The authorities argued that the endurance, over 400 years, of much of the Portuguese Empire proved that Portugal had a providential responsibility to spread Catholicism and Lusophone culture around the world. The universal truths of the Catholic religion and their uniquely mild approach as colonizers — they embraced intermarriage between colonists and indigenous populations — may not raise material well-being in the colonies in the short term, they said. Given time and the chance to spread over a span of many centuries, however, they would eventually reconcile the factious, warring human race to a state of perpetual harmony.
Lobo Antunes’s writing attempts to bludgeon this narrative to death. The unremitting onslaught of limbless Angolans clutching tins with their stumps as they beg for food from behind a chain-link fence; of the casual rape of prisoners by military officials; and of the vicious, racist taunting the black narrator receives from his white wife all serve as blows to the story of Luso-Catholic racial-colonial mildness.
They are also blows to the reader, who can hardly help but feel oppressed by the bewildering rotation of narrators, the monotonous parade of mutilation, and the slow descent toward death or insanity for all the main characters. The book is certainly experimental, but it need not be pioneering; most subjects, thankfully, do not demand to be written about in such a manner.
The publication of the English edition of Lobo Antunes’s book comes as Americans are commemorating the 1619 arrival in Jamestown, Virginia, of the first enslaved Africans. As it happens, these people were originally from what is now Angola — the Portuguese, after all, were not simply discoverers of the new world, but also pioneers of the slave trade.

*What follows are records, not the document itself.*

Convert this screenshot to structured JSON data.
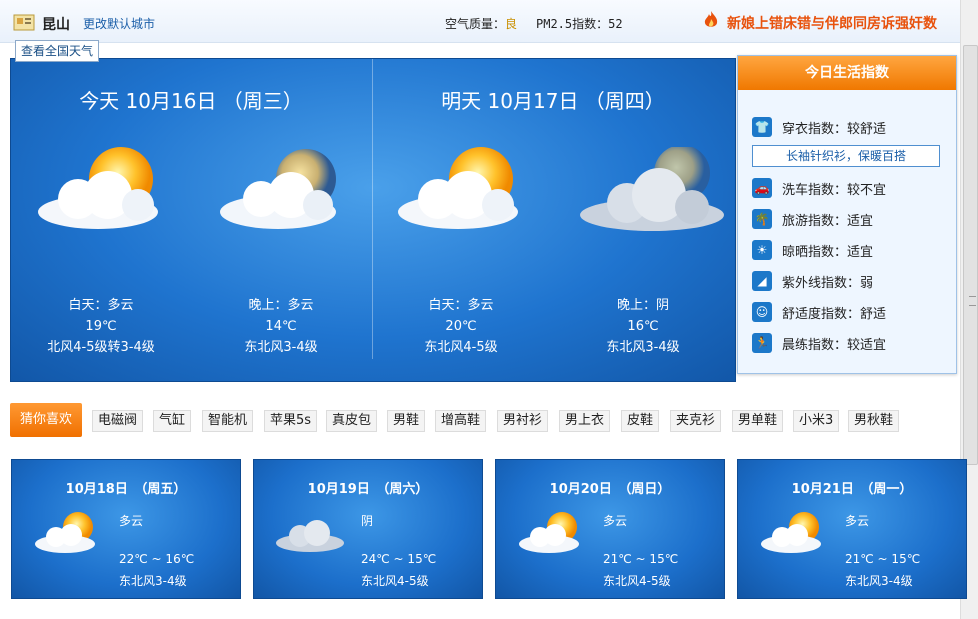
{
  "header": {
    "city": "昆山",
    "change_city": "更改默认城市",
    "national": "查看全国天气",
    "air_quality_label": "空气质量：",
    "air_quality_value": "良",
    "pm25": "PM2.5指数：52",
    "news": "新娘上错床错与伴郎同房诉强奸数"
  },
  "today": {
    "title": "今天 10月16日 （周三）",
    "day": {
      "label": "白天：多云",
      "temp": "19℃",
      "wind": "北风4-5级转3-4级"
    },
    "night": {
      "label": "晚上：多云",
      "temp": "14℃",
      "wind": "东北风3-4级"
    }
  },
  "tomorrow": {
    "title": "明天 10月17日 （周四）",
    "day": {
      "label": "白天：多云",
      "temp": "20℃",
      "wind": "东北风4-5级"
    },
    "night": {
      "label": "晚上：阴",
      "temp": "16℃",
      "wind": "东北风3-4级"
    }
  },
  "life_index": {
    "title": "今日生活指数",
    "tip": "长袖针织衫，保暖百搭",
    "items": [
      {
        "label": "穿衣指数：较舒适",
        "icon": "shirt-icon"
      },
      {
        "label": "洗车指数：较不宜",
        "icon": "car-icon"
      },
      {
        "label": "旅游指数：适宜",
        "icon": "palm-tree-icon"
      },
      {
        "label": "晾晒指数：适宜",
        "icon": "sun-icon"
      },
      {
        "label": "紫外线指数：弱",
        "icon": "uv-icon"
      },
      {
        "label": "舒适度指数：舒适",
        "icon": "smiley-icon"
      },
      {
        "label": "晨练指数：较适宜",
        "icon": "runner-icon"
      }
    ]
  },
  "guess": {
    "title": "猜你喜欢",
    "tags": [
      "电磁阀",
      "气缸",
      "智能机",
      "苹果5s",
      "真皮包",
      "男鞋",
      "增高鞋",
      "男衬衫",
      "男上衣",
      "皮鞋",
      "夹克衫",
      "男单鞋",
      "小米3",
      "男秋鞋"
    ]
  },
  "forecast": [
    {
      "date": "10月18日　（周五）",
      "desc": "多云",
      "temp": "22℃ ~ 16℃",
      "wind": "东北风3-4级",
      "icon": "partly-cloudy-icon"
    },
    {
      "date": "10月19日　（周六）",
      "desc": "阴",
      "temp": "24℃ ~ 15℃",
      "wind": "东北风4-5级",
      "icon": "overcast-icon"
    },
    {
      "date": "10月20日　（周日）",
      "desc": "多云",
      "temp": "21℃ ~ 15℃",
      "wind": "东北风4-5级",
      "icon": "partly-cloudy-icon"
    },
    {
      "date": "10月21日　（周一）",
      "desc": "多云",
      "temp": "21℃ ~ 15℃",
      "wind": "东北风3-4级",
      "icon": "partly-cloudy-icon"
    }
  ],
  "colors": {
    "accent": "#f07800",
    "sky": "#1f74cf",
    "link": "#1a5ea8"
  }
}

One of the more perturbing aspects of the novel is Lobo Antunes’s suggestion that as much as many would like to believe that the racial violence of the past has found resolution, there remains an unspent compulsion for vengeance that will emerge sooner or later, even if the parties in question — like the black son in the novel — do not want revenge and even love the authority figures who forcibly “adopted” them. Peace may not come “until every drop of blood drawn with the lash shall be paid by another drawn with the sword,” Abraham Lincoln warned in his second inaugural address. Lobo Antunes’s timetable is even less optimistic: until stones become lighter than water.
A Fulbright scholar at Queen Mary University of London, Nick Burns has written for The New Republic, Foreign Affairs, and The Hedgehog Review.